ASSIGNMENT
How many lines in the records below contain the string "icon"? Answer with the number alone.

------ RECORDS PROVIDED ------

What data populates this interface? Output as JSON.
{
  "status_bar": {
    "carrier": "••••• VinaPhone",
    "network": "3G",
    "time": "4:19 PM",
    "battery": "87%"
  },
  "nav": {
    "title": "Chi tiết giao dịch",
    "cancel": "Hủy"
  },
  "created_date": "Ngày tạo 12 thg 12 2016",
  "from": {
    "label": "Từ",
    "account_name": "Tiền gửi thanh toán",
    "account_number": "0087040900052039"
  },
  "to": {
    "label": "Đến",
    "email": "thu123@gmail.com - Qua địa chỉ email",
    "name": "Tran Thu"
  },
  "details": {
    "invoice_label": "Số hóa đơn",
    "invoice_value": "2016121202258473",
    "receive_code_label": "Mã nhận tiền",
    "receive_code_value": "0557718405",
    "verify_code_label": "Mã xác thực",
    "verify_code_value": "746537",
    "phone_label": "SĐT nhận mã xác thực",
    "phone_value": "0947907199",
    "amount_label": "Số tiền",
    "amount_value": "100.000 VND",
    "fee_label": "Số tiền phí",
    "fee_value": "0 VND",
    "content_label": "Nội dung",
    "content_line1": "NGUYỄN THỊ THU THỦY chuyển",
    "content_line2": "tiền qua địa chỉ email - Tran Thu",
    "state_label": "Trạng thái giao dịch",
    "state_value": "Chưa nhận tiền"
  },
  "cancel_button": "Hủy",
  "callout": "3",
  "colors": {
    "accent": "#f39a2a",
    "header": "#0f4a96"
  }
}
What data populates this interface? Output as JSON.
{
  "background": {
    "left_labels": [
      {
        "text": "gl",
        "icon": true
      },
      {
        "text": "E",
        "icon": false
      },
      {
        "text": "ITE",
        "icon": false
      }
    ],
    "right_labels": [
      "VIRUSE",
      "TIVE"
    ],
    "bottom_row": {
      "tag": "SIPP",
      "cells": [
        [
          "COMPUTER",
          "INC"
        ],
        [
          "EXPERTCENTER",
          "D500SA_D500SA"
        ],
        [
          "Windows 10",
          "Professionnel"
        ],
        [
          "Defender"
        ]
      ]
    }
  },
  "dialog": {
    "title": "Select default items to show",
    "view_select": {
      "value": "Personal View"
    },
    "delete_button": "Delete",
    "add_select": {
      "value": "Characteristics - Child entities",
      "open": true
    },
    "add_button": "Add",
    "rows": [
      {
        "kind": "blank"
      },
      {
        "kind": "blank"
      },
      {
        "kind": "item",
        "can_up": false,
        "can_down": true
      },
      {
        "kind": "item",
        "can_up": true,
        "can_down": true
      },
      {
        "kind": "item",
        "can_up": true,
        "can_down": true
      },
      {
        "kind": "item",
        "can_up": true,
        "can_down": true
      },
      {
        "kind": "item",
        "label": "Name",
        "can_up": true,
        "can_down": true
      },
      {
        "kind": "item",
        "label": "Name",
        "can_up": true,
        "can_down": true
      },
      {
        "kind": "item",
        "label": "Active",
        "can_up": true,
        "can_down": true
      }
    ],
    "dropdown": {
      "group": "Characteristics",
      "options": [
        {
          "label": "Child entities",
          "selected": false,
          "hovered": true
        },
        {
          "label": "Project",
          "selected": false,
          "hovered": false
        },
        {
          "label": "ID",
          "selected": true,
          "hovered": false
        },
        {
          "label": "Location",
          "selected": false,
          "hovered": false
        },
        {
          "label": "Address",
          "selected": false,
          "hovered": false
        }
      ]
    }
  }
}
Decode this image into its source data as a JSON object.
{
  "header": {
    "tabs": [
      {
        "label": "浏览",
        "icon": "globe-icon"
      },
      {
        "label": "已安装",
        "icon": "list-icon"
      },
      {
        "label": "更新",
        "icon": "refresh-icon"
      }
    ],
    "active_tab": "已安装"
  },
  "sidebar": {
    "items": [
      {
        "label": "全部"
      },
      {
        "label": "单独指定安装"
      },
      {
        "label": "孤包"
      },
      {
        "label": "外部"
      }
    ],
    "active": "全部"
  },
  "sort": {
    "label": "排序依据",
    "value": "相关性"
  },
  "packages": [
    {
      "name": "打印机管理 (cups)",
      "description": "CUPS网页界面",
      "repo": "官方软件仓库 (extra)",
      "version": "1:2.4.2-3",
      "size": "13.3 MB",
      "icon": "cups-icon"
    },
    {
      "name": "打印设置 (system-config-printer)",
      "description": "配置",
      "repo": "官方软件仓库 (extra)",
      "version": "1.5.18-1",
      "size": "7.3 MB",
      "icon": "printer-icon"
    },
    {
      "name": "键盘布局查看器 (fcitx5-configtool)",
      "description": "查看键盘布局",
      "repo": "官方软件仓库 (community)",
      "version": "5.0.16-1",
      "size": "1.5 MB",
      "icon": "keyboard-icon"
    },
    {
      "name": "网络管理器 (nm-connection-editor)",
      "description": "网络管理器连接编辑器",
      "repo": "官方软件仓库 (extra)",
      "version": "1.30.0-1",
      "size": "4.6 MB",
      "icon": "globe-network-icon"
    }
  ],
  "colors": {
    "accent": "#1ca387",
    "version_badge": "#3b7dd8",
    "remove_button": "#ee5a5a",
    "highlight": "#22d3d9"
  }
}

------

SOLUTION BELOW
10